According to the company, north Huntsville’s best retail tracts are the northeast corner of the Memorial Parkway-Sparkman Drive intersection and the corner of the Parkway and Bob Wade Lane; in south Huntsville, Country Club Apartments on Airport Road and Haysland Square shopping center.
Longtime Huntsville based commercial real estate broker Scott McLain with Coldwell Banker Commercial McLain Real Estate says there are factors that have significantly changed the commercial landscape over the years. McLain says some of the sites that are having a hard time finding tenants may not be suited for retail space any longer due to factors like traffic patterns that have changed.
*Use our interactive map below to click on the various properties to see where they are located.
North and South Parkway locations have been hard-hit in the years since the completion of the overpasses. McLain says that factor has forced a “redistribution” of business to other locations that still have easy access for customers.
Lacy Beasley, municipality consulting director at The Shopping Center Group says many retailers are back in expansion mode following several years of economic uncertainly.
But the prolonged recession and e-commerce took a heavy toll. Bookstores, video stores, mid-priced clothing and grocery stores, and office supply stories continue to struggle.
Beasley said Huntsville, as a regional employment center with high median income levels, is well-positioned to attract its fair share of new retail development.
South Huntsville – defined as Governors Drive south to Green Cove Road – has the highest median household income of the three study areas, $54,474. North Huntsville was next at $33,382 followed by downtown, $20,419.
Councilman Richard Showers has asked why Madison Square Mall is hurting. The mall will lose one of its anchor tenants next year when Belk moves to a new store at Bridge Street Town Centre.
Mayor Tommy Battle said the city is in regular contact with mall owner CBL & Associates Properties about a possible redevelopment plan.
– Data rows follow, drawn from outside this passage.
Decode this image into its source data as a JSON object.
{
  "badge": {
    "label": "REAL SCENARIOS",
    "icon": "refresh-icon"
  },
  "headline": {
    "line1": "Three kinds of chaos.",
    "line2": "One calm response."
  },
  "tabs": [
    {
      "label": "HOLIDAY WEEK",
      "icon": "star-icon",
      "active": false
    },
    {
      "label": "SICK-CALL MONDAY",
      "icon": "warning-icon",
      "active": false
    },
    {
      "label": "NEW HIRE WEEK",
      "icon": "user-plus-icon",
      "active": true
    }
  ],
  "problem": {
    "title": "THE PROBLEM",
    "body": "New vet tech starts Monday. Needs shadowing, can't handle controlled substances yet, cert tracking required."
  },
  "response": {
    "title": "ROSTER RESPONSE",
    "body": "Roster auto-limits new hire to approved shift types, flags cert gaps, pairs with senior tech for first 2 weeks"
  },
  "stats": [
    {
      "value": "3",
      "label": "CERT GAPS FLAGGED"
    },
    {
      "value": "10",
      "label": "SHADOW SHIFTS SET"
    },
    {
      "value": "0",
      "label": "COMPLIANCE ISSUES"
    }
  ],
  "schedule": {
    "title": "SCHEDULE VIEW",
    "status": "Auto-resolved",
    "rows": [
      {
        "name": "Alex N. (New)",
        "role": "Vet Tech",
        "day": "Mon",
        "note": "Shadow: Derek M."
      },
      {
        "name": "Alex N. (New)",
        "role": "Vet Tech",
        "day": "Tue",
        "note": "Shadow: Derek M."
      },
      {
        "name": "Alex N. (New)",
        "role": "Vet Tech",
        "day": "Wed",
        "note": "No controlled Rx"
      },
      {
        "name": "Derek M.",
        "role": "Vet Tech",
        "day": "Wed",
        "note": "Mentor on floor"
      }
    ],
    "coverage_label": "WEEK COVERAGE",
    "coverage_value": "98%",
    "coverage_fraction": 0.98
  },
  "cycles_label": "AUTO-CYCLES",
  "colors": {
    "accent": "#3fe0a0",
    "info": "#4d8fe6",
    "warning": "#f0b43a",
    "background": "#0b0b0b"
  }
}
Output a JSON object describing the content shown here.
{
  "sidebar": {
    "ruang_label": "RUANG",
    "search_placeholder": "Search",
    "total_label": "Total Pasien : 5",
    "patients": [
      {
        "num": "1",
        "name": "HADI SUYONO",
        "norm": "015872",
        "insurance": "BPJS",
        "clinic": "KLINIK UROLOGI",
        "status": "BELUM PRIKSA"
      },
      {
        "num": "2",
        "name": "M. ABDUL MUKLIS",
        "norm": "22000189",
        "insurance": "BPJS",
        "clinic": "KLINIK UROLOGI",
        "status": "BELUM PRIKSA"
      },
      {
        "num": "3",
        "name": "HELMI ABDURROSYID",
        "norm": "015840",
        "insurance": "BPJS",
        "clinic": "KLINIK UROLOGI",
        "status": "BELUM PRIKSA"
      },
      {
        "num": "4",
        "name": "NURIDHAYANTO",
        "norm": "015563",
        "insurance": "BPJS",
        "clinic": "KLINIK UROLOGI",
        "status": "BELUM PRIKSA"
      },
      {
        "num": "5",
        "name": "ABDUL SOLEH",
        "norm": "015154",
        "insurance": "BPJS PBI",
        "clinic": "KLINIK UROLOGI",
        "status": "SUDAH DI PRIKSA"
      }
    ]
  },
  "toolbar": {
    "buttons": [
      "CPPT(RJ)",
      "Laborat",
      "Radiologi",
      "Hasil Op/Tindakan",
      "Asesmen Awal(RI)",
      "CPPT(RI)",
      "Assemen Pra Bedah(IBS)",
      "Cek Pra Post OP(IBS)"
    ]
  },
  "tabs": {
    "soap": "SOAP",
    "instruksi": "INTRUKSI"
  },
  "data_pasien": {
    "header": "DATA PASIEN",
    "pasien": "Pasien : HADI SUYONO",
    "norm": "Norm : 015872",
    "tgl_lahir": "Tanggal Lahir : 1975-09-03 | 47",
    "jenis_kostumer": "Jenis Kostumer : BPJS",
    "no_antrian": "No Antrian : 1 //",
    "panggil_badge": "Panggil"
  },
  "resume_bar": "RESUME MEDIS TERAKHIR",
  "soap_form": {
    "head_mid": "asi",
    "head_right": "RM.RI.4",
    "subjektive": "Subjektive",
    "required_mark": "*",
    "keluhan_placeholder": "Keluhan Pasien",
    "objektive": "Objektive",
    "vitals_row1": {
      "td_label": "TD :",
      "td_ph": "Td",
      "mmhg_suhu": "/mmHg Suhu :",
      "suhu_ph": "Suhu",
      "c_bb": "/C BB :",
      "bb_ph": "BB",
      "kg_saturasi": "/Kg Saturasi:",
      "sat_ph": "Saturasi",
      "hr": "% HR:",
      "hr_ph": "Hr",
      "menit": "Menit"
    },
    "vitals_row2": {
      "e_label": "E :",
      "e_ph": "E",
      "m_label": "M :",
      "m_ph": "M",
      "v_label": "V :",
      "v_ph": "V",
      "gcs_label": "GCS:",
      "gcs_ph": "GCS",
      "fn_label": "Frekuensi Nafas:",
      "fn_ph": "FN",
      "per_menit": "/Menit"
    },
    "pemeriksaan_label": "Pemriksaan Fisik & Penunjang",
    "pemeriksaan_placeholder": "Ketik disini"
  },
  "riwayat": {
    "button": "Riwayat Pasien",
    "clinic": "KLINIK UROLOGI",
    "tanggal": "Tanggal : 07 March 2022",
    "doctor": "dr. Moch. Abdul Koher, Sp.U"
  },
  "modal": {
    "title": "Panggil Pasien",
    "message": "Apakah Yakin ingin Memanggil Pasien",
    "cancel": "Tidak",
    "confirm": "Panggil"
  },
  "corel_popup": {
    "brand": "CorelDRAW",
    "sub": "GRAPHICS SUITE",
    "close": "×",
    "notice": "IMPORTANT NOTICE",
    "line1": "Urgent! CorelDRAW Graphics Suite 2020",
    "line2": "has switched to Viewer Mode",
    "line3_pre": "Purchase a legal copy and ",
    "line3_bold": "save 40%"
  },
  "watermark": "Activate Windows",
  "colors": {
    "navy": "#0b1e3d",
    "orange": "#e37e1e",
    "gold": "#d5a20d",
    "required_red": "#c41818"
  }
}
The 29-year-old mall has some “functional obsolescence” and may need to be rebuilt “from the ground up,” said Battle.
“We’re working with (CBL) to try to come up with a good plan that can be profitable for everyone involved,” he said. “There are some very good possibilities sitting out there right now.”
CBL officials would not comment on future plans but did say they are working with several potential new tenants.
Councilman Will Culver has said Huntsville may need to get “a little more creative” with incentive packages to convince retailers to take a chance on areas that are being bypassed currently.
(Our news partners at The Huntsville Times contributed background information for this report)